▶ _Instructions to follow_: Pull every line holding the string "value" from the records below.

Available data below:

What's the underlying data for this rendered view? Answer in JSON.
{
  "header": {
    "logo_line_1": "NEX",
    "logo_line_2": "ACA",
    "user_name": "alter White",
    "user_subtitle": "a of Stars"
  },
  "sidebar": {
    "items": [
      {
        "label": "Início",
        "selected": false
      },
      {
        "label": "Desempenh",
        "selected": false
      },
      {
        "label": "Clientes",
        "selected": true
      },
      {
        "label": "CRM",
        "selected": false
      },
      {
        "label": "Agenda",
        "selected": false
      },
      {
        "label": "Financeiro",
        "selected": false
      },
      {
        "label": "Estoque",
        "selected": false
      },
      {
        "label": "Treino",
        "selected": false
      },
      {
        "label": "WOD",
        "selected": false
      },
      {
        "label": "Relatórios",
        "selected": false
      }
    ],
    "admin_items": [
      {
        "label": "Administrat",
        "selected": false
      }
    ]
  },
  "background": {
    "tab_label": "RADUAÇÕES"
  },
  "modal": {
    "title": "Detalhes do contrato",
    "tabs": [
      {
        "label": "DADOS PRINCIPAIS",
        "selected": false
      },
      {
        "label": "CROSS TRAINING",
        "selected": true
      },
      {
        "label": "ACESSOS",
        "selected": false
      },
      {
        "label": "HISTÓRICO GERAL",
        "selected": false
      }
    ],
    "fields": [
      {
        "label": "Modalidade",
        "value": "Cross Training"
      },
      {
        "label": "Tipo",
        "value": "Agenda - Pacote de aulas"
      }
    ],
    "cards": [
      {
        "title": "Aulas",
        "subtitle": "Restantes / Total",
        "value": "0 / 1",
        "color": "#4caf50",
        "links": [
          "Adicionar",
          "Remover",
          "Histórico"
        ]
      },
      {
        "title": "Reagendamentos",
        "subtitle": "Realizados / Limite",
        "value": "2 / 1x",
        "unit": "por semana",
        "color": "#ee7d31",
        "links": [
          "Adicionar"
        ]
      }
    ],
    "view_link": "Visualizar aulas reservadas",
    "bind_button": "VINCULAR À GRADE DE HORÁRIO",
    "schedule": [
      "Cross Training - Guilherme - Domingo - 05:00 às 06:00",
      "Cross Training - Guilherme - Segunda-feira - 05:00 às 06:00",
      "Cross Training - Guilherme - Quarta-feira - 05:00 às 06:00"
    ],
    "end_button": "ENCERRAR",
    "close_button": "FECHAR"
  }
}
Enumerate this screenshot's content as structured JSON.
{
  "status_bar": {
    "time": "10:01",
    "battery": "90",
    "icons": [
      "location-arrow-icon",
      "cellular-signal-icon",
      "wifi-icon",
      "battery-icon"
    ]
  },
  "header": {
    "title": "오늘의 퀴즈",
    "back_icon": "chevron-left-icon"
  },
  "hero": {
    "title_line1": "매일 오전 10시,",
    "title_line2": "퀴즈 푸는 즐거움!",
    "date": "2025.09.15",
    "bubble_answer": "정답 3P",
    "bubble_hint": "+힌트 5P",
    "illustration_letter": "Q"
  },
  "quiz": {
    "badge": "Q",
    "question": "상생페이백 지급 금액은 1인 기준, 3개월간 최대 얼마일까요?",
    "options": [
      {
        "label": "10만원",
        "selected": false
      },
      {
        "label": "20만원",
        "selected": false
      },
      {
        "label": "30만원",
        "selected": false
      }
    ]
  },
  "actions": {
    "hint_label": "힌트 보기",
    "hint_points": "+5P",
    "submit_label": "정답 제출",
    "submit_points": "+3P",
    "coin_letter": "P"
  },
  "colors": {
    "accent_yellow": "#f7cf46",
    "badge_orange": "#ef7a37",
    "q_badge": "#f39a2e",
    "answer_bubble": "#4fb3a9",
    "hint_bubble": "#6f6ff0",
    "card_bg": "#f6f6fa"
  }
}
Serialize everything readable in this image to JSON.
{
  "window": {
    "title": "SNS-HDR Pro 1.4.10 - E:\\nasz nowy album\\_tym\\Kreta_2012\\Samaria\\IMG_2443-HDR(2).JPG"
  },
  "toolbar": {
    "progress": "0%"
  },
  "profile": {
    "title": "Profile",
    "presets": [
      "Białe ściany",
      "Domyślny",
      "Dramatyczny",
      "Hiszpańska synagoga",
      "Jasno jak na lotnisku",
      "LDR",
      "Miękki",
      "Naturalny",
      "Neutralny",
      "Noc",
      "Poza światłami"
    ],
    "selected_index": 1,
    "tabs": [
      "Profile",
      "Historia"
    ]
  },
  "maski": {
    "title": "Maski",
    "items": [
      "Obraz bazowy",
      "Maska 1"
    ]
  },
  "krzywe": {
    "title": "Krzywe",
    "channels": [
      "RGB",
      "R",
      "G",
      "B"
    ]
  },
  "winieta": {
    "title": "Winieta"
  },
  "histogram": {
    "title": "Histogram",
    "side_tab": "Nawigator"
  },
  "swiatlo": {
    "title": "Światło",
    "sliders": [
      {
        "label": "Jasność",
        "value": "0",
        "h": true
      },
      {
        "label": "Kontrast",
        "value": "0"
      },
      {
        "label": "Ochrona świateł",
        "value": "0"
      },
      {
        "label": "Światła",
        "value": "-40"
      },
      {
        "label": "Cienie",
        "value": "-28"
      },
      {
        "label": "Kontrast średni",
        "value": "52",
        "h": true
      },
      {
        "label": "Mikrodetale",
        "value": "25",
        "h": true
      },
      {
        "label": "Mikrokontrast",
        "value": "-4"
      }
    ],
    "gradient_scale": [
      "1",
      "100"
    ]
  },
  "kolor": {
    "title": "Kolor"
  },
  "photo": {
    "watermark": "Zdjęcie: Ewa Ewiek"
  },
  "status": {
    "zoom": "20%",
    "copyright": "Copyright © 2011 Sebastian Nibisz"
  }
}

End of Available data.

▶ _Task output_:
        "value": "Cross Training"
        "value": "Agenda - Pacote de aulas"
        "value": "0 / 1",
        "value": "2 / 1x",
        "value": "0",
        "value": "0"
        "value": "0"
        "value": "-40"
        "value": "-28"
        "value": "52",
        "value": "25",
        "value": "-4"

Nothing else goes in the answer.